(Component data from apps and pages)
####################

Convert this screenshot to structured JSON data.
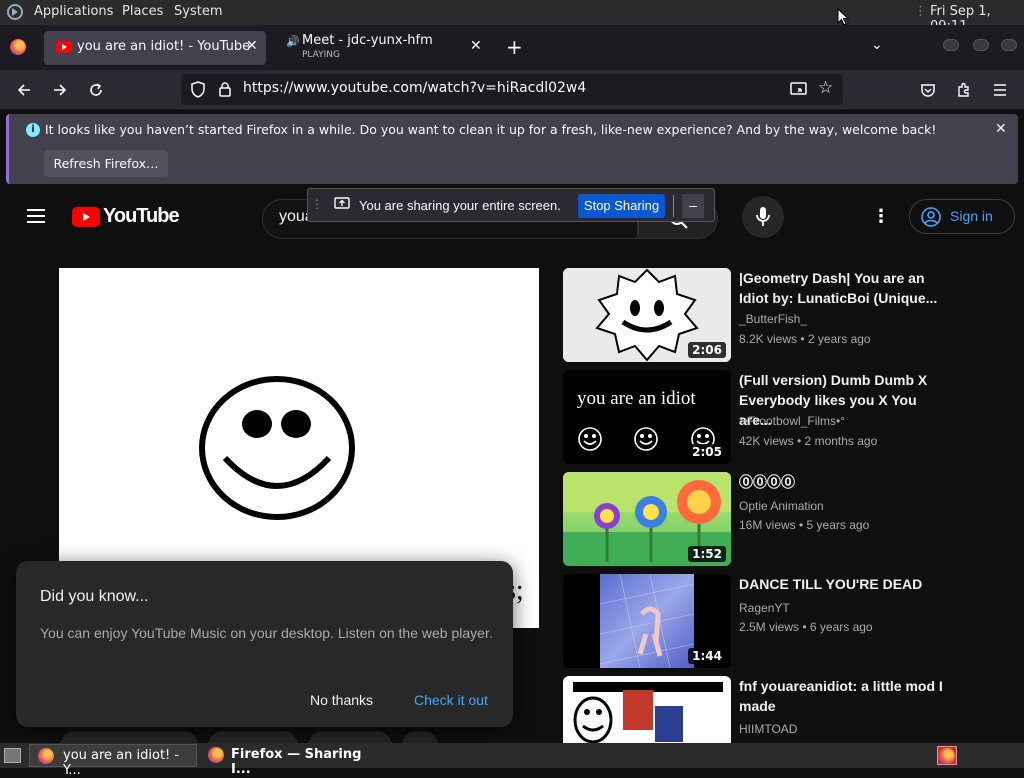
{
  "top_panel": {
    "menus": [
      "Applications",
      "Places",
      "System"
    ],
    "clock": "Fri Sep  1, 09:11"
  },
  "tabs": [
    {
      "title": "you are an idiot! - YouTube",
      "active": true
    },
    {
      "title": "Meet - jdc-yunx-hfm",
      "subtitle": "PLAYING",
      "active": false
    }
  ],
  "url": "https://www.youtube.com/watch?v=hiRacdl02w4",
  "notification": {
    "message": "It looks like you haven’t started Firefox in a while. Do you want to clean it up for a fresh, like-new experience? And by the way, welcome back!",
    "button": "Refresh Firefox…"
  },
  "sharing_bar": {
    "message": "You are sharing your entire screen.",
    "stop_button": "Stop Sharing",
    "minimize": "–"
  },
  "youtube": {
    "logo_text": "YouTube",
    "search_value": "youareanidiot meme",
    "sign_in": "Sign in",
    "player_partial_text": "s;",
    "recommendations": [
      {
        "title": "|Geometry Dash| You are an Idiot by: LunaticBoi (Unique...",
        "channel": "_ButterFish_",
        "meta": "8.2K views • 2 years ago",
        "duration": "2:06"
      },
      {
        "title": "(Full version) Dumb Dumb X Everybody likes you X You are...",
        "channel": "°•Frootbowl_Films•°",
        "meta": "42K views • 2 months ago",
        "duration": "2:05",
        "thumb_text": "you are an idiot"
      },
      {
        "title": "⓪⓪⓪⓪",
        "channel": "Optie Animation",
        "meta": "16M views • 5 years ago",
        "duration": "1:52"
      },
      {
        "title": "DANCE TILL YOU'RE DEAD",
        "channel": "RagenYT",
        "meta": "2.5M views • 6 years ago",
        "duration": "1:44"
      },
      {
        "title": "fnf youareanidiot: a little mod I made",
        "channel": "HIIMTOAD",
        "meta": "",
        "duration": ""
      }
    ],
    "popup": {
      "title": "Did you know...",
      "body": "You can enjoy YouTube Music on your desktop. Listen on the web player.",
      "dismiss": "No thanks",
      "accept": "Check it out"
    }
  },
  "taskbar": {
    "items": [
      "you are an idiot! - Y...",
      "Firefox — Sharing I..."
    ]
  },
  "colors": {
    "accent_blue": "#3ea6ff",
    "stop_sharing_bg": "#0b57d0",
    "youtube_red": "#ff0000"
  }
}
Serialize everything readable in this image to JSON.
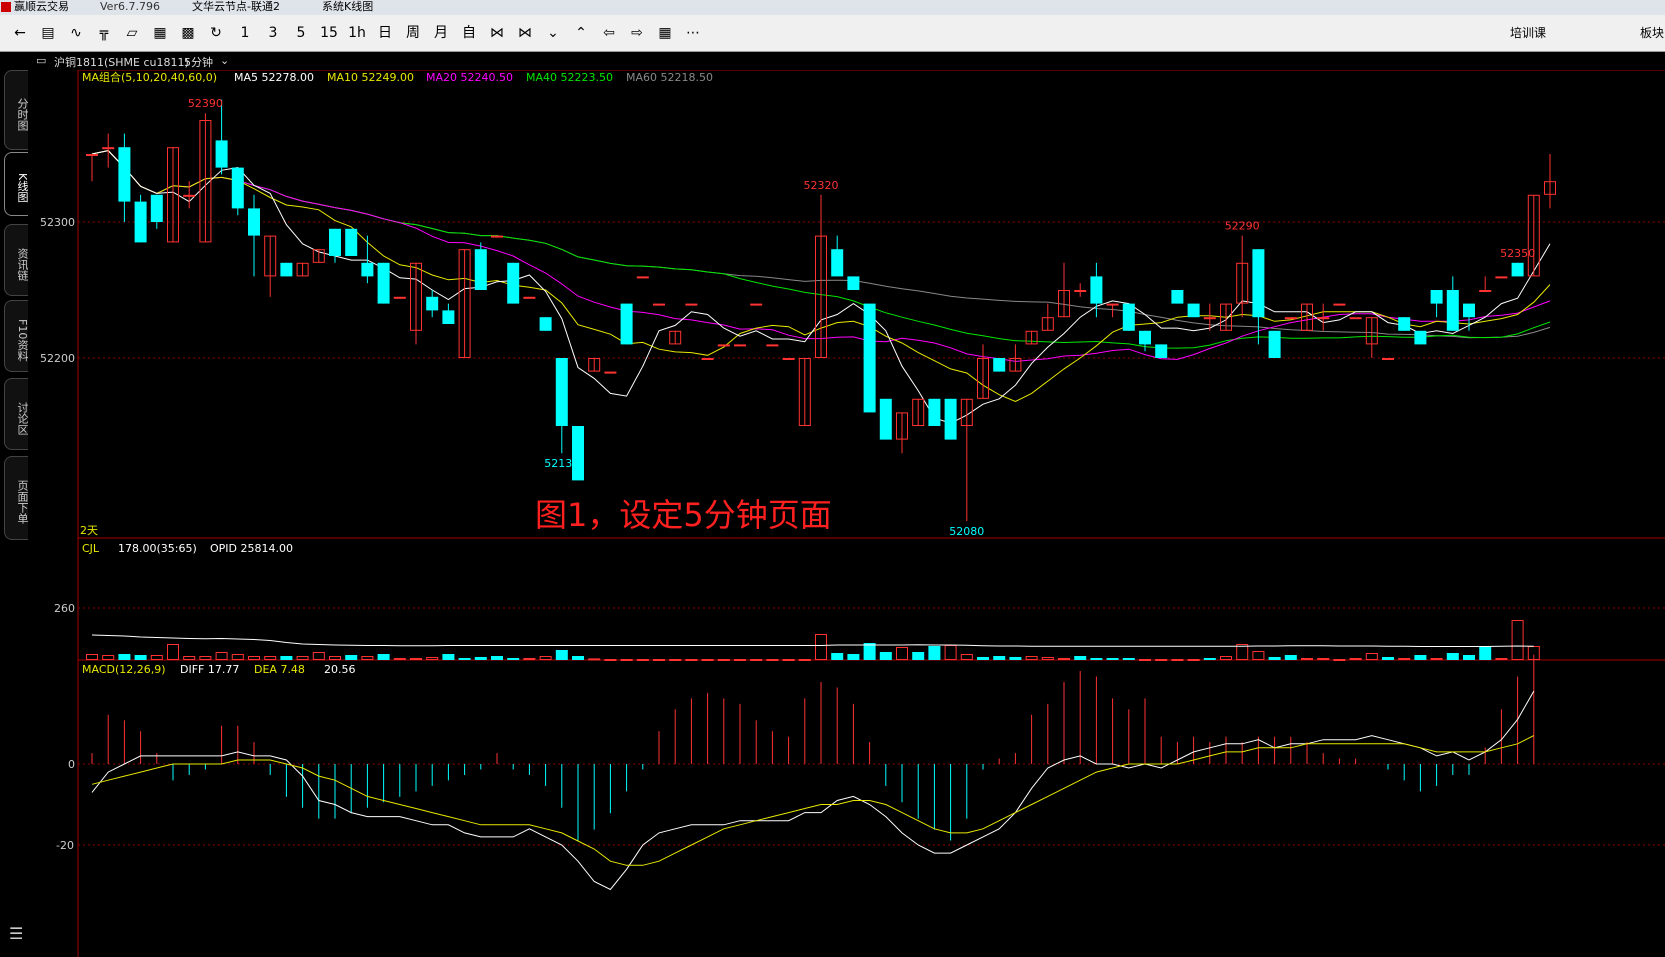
{
  "titlebar": {
    "app": "赢顺云交易",
    "version": "Ver6.7.796",
    "node": "文华云节点-联通2",
    "menu": "系统K线图"
  },
  "toolbar": {
    "icons": [
      "back-icon",
      "list-icon",
      "line-chart-icon",
      "split-icon",
      "bar-chart-icon",
      "grid-icon",
      "save-icon",
      "refresh-icon"
    ],
    "periods": [
      "1",
      "3",
      "5",
      "15",
      "1h",
      "日",
      "周",
      "月",
      "自"
    ],
    "right_labels": [
      "培训课",
      "板块"
    ]
  },
  "sidebar": {
    "tabs": [
      "分时图",
      "K线图",
      "资讯链",
      "F10资料",
      "讨论区",
      "页面下单"
    ]
  },
  "symbol": {
    "name": "沪铜1811(SHME cu1811)",
    "period": "5分钟"
  },
  "ma_legend": {
    "combo": "MA组合(5,10,20,40,60,0)",
    "items": [
      {
        "label": "MA5 52278.00",
        "color": "#ffffff"
      },
      {
        "label": "MA10 52249.00",
        "color": "#e8e800"
      },
      {
        "label": "MA20 52240.50",
        "color": "#ff00ff"
      },
      {
        "label": "MA40 52223.50",
        "color": "#00e600"
      },
      {
        "label": "MA60 52218.50",
        "color": "#888888"
      }
    ]
  },
  "volume_legend": {
    "label": "CJL",
    "value": "178.00(35:65)",
    "opid": "OPID 25814.00"
  },
  "macd_legend": {
    "label": "MACD(12,26,9)",
    "diff": "DIFF 17.77",
    "dea": "DEA 7.48",
    "macd": "20.56"
  },
  "annotation": "图1，设定5分钟页面",
  "day_label": "2天",
  "colors": {
    "up": "#ff3232",
    "down": "#00ffff",
    "grid": "#8b0000",
    "ma5": "#ffffff",
    "ma10": "#e8e800",
    "ma20": "#ff00ff",
    "ma40": "#00e600",
    "ma60": "#888888",
    "dea": "#e8e800"
  },
  "chart_data": {
    "type": "candlestick",
    "price_axis": {
      "ticks": [
        52300,
        52200
      ],
      "labels": [
        "52300",
        "52200"
      ]
    },
    "volume_axis": {
      "ticks": [
        260
      ],
      "labels": [
        "260"
      ]
    },
    "macd_axis": {
      "ticks": [
        0,
        -20
      ],
      "labels": [
        "0",
        "-20"
      ]
    },
    "peak_labels": [
      {
        "label": "52390",
        "index": 7,
        "type": "high"
      },
      {
        "label": "52130",
        "index": 29,
        "type": "low"
      },
      {
        "label": "52320",
        "index": 45,
        "type": "high"
      },
      {
        "label": "52080",
        "index": 54,
        "type": "low"
      },
      {
        "label": "52290",
        "index": 71,
        "type": "high"
      },
      {
        "label": "52350",
        "index": 88,
        "type": "high"
      }
    ],
    "candles": [
      {
        "o": 52350,
        "h": 52350,
        "l": 52330,
        "c": 52350
      },
      {
        "o": 52355,
        "h": 52365,
        "l": 52340,
        "c": 52355
      },
      {
        "o": 52355,
        "h": 52365,
        "l": 52300,
        "c": 52315
      },
      {
        "o": 52315,
        "h": 52320,
        "l": 52285,
        "c": 52285
      },
      {
        "o": 52320,
        "h": 52320,
        "l": 52295,
        "c": 52300
      },
      {
        "o": 52285,
        "h": 52355,
        "l": 52285,
        "c": 52355
      },
      {
        "o": 52320,
        "h": 52330,
        "l": 52310,
        "c": 52320
      },
      {
        "o": 52285,
        "h": 52380,
        "l": 52285,
        "c": 52375
      },
      {
        "o": 52360,
        "h": 52390,
        "l": 52335,
        "c": 52340
      },
      {
        "o": 52340,
        "h": 52340,
        "l": 52305,
        "c": 52310
      },
      {
        "o": 52310,
        "h": 52320,
        "l": 52260,
        "c": 52290
      },
      {
        "o": 52260,
        "h": 52290,
        "l": 52245,
        "c": 52290
      },
      {
        "o": 52270,
        "h": 52270,
        "l": 52260,
        "c": 52260
      },
      {
        "o": 52260,
        "h": 52270,
        "l": 52260,
        "c": 52270
      },
      {
        "o": 52270,
        "h": 52280,
        "l": 52270,
        "c": 52280
      },
      {
        "o": 52295,
        "h": 52295,
        "l": 52270,
        "c": 52275
      },
      {
        "o": 52295,
        "h": 52295,
        "l": 52275,
        "c": 52275
      },
      {
        "o": 52270,
        "h": 52290,
        "l": 52255,
        "c": 52260
      },
      {
        "o": 52270,
        "h": 52270,
        "l": 52240,
        "c": 52240
      },
      {
        "o": 52245,
        "h": 52245,
        "l": 52245,
        "c": 52245
      },
      {
        "o": 52220,
        "h": 52270,
        "l": 52210,
        "c": 52270
      },
      {
        "o": 52245,
        "h": 52250,
        "l": 52230,
        "c": 52235
      },
      {
        "o": 52235,
        "h": 52240,
        "l": 52225,
        "c": 52225
      },
      {
        "o": 52200,
        "h": 52280,
        "l": 52200,
        "c": 52280
      },
      {
        "o": 52280,
        "h": 52285,
        "l": 52250,
        "c": 52250
      },
      {
        "o": 52290,
        "h": 52290,
        "l": 52290,
        "c": 52290
      },
      {
        "o": 52270,
        "h": 52270,
        "l": 52240,
        "c": 52240
      },
      {
        "o": 52245,
        "h": 52245,
        "l": 52245,
        "c": 52245
      },
      {
        "o": 52230,
        "h": 52230,
        "l": 52220,
        "c": 52220
      },
      {
        "o": 52200,
        "h": 52200,
        "l": 52130,
        "c": 52150
      },
      {
        "o": 52150,
        "h": 52150,
        "l": 52110,
        "c": 52110
      },
      {
        "o": 52190,
        "h": 52200,
        "l": 52190,
        "c": 52200
      },
      {
        "o": 52190,
        "h": 52190,
        "l": 52190,
        "c": 52190
      },
      {
        "o": 52240,
        "h": 52240,
        "l": 52210,
        "c": 52210
      },
      {
        "o": 52260,
        "h": 52260,
        "l": 52260,
        "c": 52260
      },
      {
        "o": 52240,
        "h": 52240,
        "l": 52240,
        "c": 52240
      },
      {
        "o": 52210,
        "h": 52220,
        "l": 52210,
        "c": 52220
      },
      {
        "o": 52240,
        "h": 52240,
        "l": 52240,
        "c": 52240
      },
      {
        "o": 52200,
        "h": 52200,
        "l": 52200,
        "c": 52200
      },
      {
        "o": 52210,
        "h": 52210,
        "l": 52210,
        "c": 52210
      },
      {
        "o": 52210,
        "h": 52210,
        "l": 52210,
        "c": 52210
      },
      {
        "o": 52240,
        "h": 52240,
        "l": 52240,
        "c": 52240
      },
      {
        "o": 52210,
        "h": 52210,
        "l": 52210,
        "c": 52210
      },
      {
        "o": 52200,
        "h": 52200,
        "l": 52200,
        "c": 52200
      },
      {
        "o": 52150,
        "h": 52200,
        "l": 52150,
        "c": 52200
      },
      {
        "o": 52200,
        "h": 52320,
        "l": 52200,
        "c": 52290
      },
      {
        "o": 52280,
        "h": 52290,
        "l": 52260,
        "c": 52260
      },
      {
        "o": 52260,
        "h": 52260,
        "l": 52250,
        "c": 52250
      },
      {
        "o": 52240,
        "h": 52240,
        "l": 52160,
        "c": 52160
      },
      {
        "o": 52170,
        "h": 52170,
        "l": 52140,
        "c": 52140
      },
      {
        "o": 52140,
        "h": 52160,
        "l": 52130,
        "c": 52160
      },
      {
        "o": 52150,
        "h": 52170,
        "l": 52150,
        "c": 52170
      },
      {
        "o": 52170,
        "h": 52170,
        "l": 52150,
        "c": 52150
      },
      {
        "o": 52170,
        "h": 52170,
        "l": 52140,
        "c": 52140
      },
      {
        "o": 52150,
        "h": 52170,
        "l": 52080,
        "c": 52170
      },
      {
        "o": 52170,
        "h": 52210,
        "l": 52170,
        "c": 52200
      },
      {
        "o": 52200,
        "h": 52200,
        "l": 52190,
        "c": 52190
      },
      {
        "o": 52190,
        "h": 52210,
        "l": 52190,
        "c": 52200
      },
      {
        "o": 52210,
        "h": 52220,
        "l": 52210,
        "c": 52220
      },
      {
        "o": 52220,
        "h": 52240,
        "l": 52220,
        "c": 52230
      },
      {
        "o": 52230,
        "h": 52270,
        "l": 52230,
        "c": 52250
      },
      {
        "o": 52250,
        "h": 52255,
        "l": 52245,
        "c": 52250
      },
      {
        "o": 52260,
        "h": 52270,
        "l": 52230,
        "c": 52240
      },
      {
        "o": 52240,
        "h": 52240,
        "l": 52230,
        "c": 52240
      },
      {
        "o": 52240,
        "h": 52240,
        "l": 52220,
        "c": 52220
      },
      {
        "o": 52220,
        "h": 52220,
        "l": 52205,
        "c": 52210
      },
      {
        "o": 52210,
        "h": 52210,
        "l": 52200,
        "c": 52200
      },
      {
        "o": 52250,
        "h": 52250,
        "l": 52240,
        "c": 52240
      },
      {
        "o": 52240,
        "h": 52240,
        "l": 52230,
        "c": 52230
      },
      {
        "o": 52230,
        "h": 52240,
        "l": 52220,
        "c": 52230
      },
      {
        "o": 52220,
        "h": 52240,
        "l": 52220,
        "c": 52240
      },
      {
        "o": 52240,
        "h": 52290,
        "l": 52230,
        "c": 52270
      },
      {
        "o": 52280,
        "h": 52280,
        "l": 52210,
        "c": 52230
      },
      {
        "o": 52220,
        "h": 52220,
        "l": 52200,
        "c": 52200
      },
      {
        "o": 52230,
        "h": 52230,
        "l": 52230,
        "c": 52230
      },
      {
        "o": 52220,
        "h": 52240,
        "l": 52220,
        "c": 52240
      },
      {
        "o": 52230,
        "h": 52240,
        "l": 52220,
        "c": 52230
      },
      {
        "o": 52240,
        "h": 52240,
        "l": 52240,
        "c": 52240
      },
      {
        "o": 52230,
        "h": 52230,
        "l": 52230,
        "c": 52230
      },
      {
        "o": 52210,
        "h": 52230,
        "l": 52200,
        "c": 52230
      },
      {
        "o": 52200,
        "h": 52200,
        "l": 52200,
        "c": 52200
      },
      {
        "o": 52230,
        "h": 52230,
        "l": 52220,
        "c": 52220
      },
      {
        "o": 52220,
        "h": 52220,
        "l": 52210,
        "c": 52210
      },
      {
        "o": 52250,
        "h": 52250,
        "l": 52230,
        "c": 52240
      },
      {
        "o": 52250,
        "h": 52260,
        "l": 52220,
        "c": 52220
      },
      {
        "o": 52240,
        "h": 52240,
        "l": 52220,
        "c": 52230
      },
      {
        "o": 52250,
        "h": 52260,
        "l": 52250,
        "c": 52250
      },
      {
        "o": 52260,
        "h": 52260,
        "l": 52260,
        "c": 52260
      },
      {
        "o": 52270,
        "h": 52270,
        "l": 52260,
        "c": 52260
      },
      {
        "o": 52260,
        "h": 52320,
        "l": 52260,
        "c": 52320
      },
      {
        "o": 52320,
        "h": 52350,
        "l": 52310,
        "c": 52330
      }
    ],
    "volume": [
      {
        "v": 30,
        "up": true
      },
      {
        "v": 25,
        "up": true
      },
      {
        "v": 30,
        "up": false
      },
      {
        "v": 25,
        "up": false
      },
      {
        "v": 25,
        "up": true
      },
      {
        "v": 80,
        "up": true
      },
      {
        "v": 20,
        "up": true
      },
      {
        "v": 20,
        "up": true
      },
      {
        "v": 40,
        "up": true
      },
      {
        "v": 30,
        "up": true
      },
      {
        "v": 20,
        "up": true
      },
      {
        "v": 20,
        "up": true
      },
      {
        "v": 20,
        "up": false
      },
      {
        "v": 20,
        "up": true
      },
      {
        "v": 40,
        "up": true
      },
      {
        "v": 20,
        "up": true
      },
      {
        "v": 25,
        "up": false
      },
      {
        "v": 20,
        "up": true
      },
      {
        "v": 30,
        "up": false
      },
      {
        "v": 10,
        "up": true
      },
      {
        "v": 10,
        "up": true
      },
      {
        "v": 15,
        "up": true
      },
      {
        "v": 30,
        "up": false
      },
      {
        "v": 10,
        "up": false
      },
      {
        "v": 15,
        "up": false
      },
      {
        "v": 20,
        "up": false
      },
      {
        "v": 10,
        "up": false
      },
      {
        "v": 10,
        "up": true
      },
      {
        "v": 20,
        "up": true
      },
      {
        "v": 50,
        "up": false
      },
      {
        "v": 20,
        "up": false
      },
      {
        "v": 8,
        "up": true
      },
      {
        "v": 5,
        "up": true
      },
      {
        "v": 5,
        "up": true
      },
      {
        "v": 5,
        "up": true
      },
      {
        "v": 5,
        "up": true
      },
      {
        "v": 5,
        "up": true
      },
      {
        "v": 5,
        "up": true
      },
      {
        "v": 5,
        "up": true
      },
      {
        "v": 5,
        "up": true
      },
      {
        "v": 5,
        "up": true
      },
      {
        "v": 5,
        "up": true
      },
      {
        "v": 5,
        "up": true
      },
      {
        "v": 5,
        "up": true
      },
      {
        "v": 5,
        "up": true
      },
      {
        "v": 130,
        "up": true
      },
      {
        "v": 35,
        "up": false
      },
      {
        "v": 30,
        "up": false
      },
      {
        "v": 85,
        "up": false
      },
      {
        "v": 40,
        "up": false
      },
      {
        "v": 65,
        "up": true
      },
      {
        "v": 40,
        "up": false
      },
      {
        "v": 70,
        "up": false
      },
      {
        "v": 75,
        "up": true
      },
      {
        "v": 30,
        "up": true
      },
      {
        "v": 15,
        "up": false
      },
      {
        "v": 20,
        "up": false
      },
      {
        "v": 15,
        "up": false
      },
      {
        "v": 20,
        "up": true
      },
      {
        "v": 15,
        "up": true
      },
      {
        "v": 10,
        "up": true
      },
      {
        "v": 20,
        "up": false
      },
      {
        "v": 10,
        "up": false
      },
      {
        "v": 10,
        "up": false
      },
      {
        "v": 10,
        "up": false
      },
      {
        "v": 5,
        "up": true
      },
      {
        "v": 5,
        "up": true
      },
      {
        "v": 5,
        "up": true
      },
      {
        "v": 5,
        "up": true
      },
      {
        "v": 10,
        "up": false
      },
      {
        "v": 20,
        "up": true
      },
      {
        "v": 80,
        "up": true
      },
      {
        "v": 45,
        "up": true
      },
      {
        "v": 15,
        "up": false
      },
      {
        "v": 25,
        "up": false
      },
      {
        "v": 10,
        "up": true
      },
      {
        "v": 10,
        "up": true
      },
      {
        "v": 5,
        "up": true
      },
      {
        "v": 10,
        "up": true
      },
      {
        "v": 35,
        "up": true
      },
      {
        "v": 15,
        "up": false
      },
      {
        "v": 10,
        "up": true
      },
      {
        "v": 25,
        "up": false
      },
      {
        "v": 10,
        "up": true
      },
      {
        "v": 35,
        "up": false
      },
      {
        "v": 25,
        "up": false
      },
      {
        "v": 70,
        "up": false
      },
      {
        "v": 10,
        "up": true
      },
      {
        "v": 200,
        "up": true
      },
      {
        "v": 70,
        "up": true
      }
    ],
    "macd_hist": [
      2,
      9,
      8,
      6,
      2,
      -3,
      -2,
      -1,
      7,
      7,
      4,
      -2,
      -6,
      -8,
      -10,
      -10,
      -9,
      -8,
      -7,
      -6,
      -5,
      -4,
      -3,
      -2,
      -1,
      2,
      -1,
      -2,
      -4,
      -8,
      -14,
      -12,
      -9,
      -5,
      -1,
      6,
      10,
      12,
      13,
      12,
      11,
      8,
      6,
      5,
      12,
      15,
      14,
      11,
      4,
      -4,
      -7,
      -10,
      -12,
      -14,
      -10,
      -1,
      1,
      2,
      9,
      11,
      15,
      17,
      16,
      12,
      10,
      12,
      5,
      4,
      5,
      4,
      5,
      4,
      5,
      5,
      5,
      4,
      2,
      1,
      1,
      0,
      -1,
      -3,
      -5,
      -4,
      -2,
      -2,
      3,
      10,
      16,
      20
    ],
    "macd_diff": [
      -7,
      -2,
      0,
      2,
      2,
      2,
      2,
      2,
      2,
      3,
      2,
      2,
      1,
      -3,
      -9,
      -10,
      -12,
      -13,
      -13,
      -13,
      -14,
      -15,
      -15,
      -17,
      -18,
      -18,
      -18,
      -16,
      -18,
      -20,
      -24,
      -29,
      -31,
      -26,
      -20,
      -17,
      -16,
      -15,
      -15,
      -15,
      -14,
      -14,
      -14,
      -14,
      -12,
      -12,
      -9,
      -8,
      -10,
      -13,
      -17,
      -20,
      -22,
      -22,
      -20,
      -18,
      -16,
      -12,
      -6,
      -1,
      1,
      2,
      0,
      0,
      -1,
      0,
      -1,
      1,
      3,
      4,
      5,
      5,
      6,
      4,
      5,
      5,
      6,
      6,
      6,
      7,
      6,
      5,
      4,
      2,
      3,
      1,
      3,
      6,
      11,
      18
    ],
    "macd_dea": [
      -5,
      -4,
      -3,
      -2,
      -1,
      0,
      0,
      0,
      0,
      1,
      1,
      1,
      0,
      -1,
      -3,
      -4,
      -6,
      -8,
      -9,
      -10,
      -11,
      -12,
      -13,
      -14,
      -15,
      -15,
      -15,
      -15,
      -16,
      -17,
      -19,
      -21,
      -24,
      -25,
      -25,
      -24,
      -22,
      -20,
      -18,
      -16,
      -15,
      -14,
      -13,
      -12,
      -11,
      -10,
      -10,
      -9,
      -9,
      -10,
      -12,
      -14,
      -16,
      -17,
      -17,
      -16,
      -14,
      -12,
      -10,
      -8,
      -6,
      -4,
      -2,
      -1,
      0,
      0,
      0,
      0,
      1,
      2,
      3,
      3,
      4,
      4,
      4,
      5,
      5,
      5,
      5,
      5,
      5,
      5,
      4,
      3,
      3,
      3,
      3,
      4,
      5,
      7
    ],
    "volume_ma": [
      400,
      390,
      380,
      360,
      350,
      340,
      330,
      325,
      330,
      320,
      310,
      290,
      250,
      220,
      210,
      200,
      195,
      190,
      190,
      185,
      185,
      185,
      190,
      190,
      190,
      190,
      190,
      190,
      190,
      190,
      190,
      190,
      190,
      190,
      190,
      190,
      190,
      190,
      190,
      190,
      190,
      190,
      190,
      190,
      190,
      190,
      200,
      200,
      200,
      200,
      200,
      205,
      200,
      200,
      195,
      185,
      180,
      180,
      175,
      175,
      175,
      175,
      175,
      175,
      175,
      175,
      175,
      175,
      175,
      175,
      175,
      175,
      180,
      180,
      185,
      185,
      185,
      180,
      180,
      180,
      175,
      175,
      170,
      170,
      170,
      170,
      170,
      175,
      180,
      175
    ]
  }
}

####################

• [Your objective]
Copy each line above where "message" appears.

• [Exercise output]
    "message": "It looks like you haven’t started Firefox in a while. Do you want to clean it up for a fresh, like-new experience? And by the way, welcome back!",
    "message": "You are sharing your entire screen.",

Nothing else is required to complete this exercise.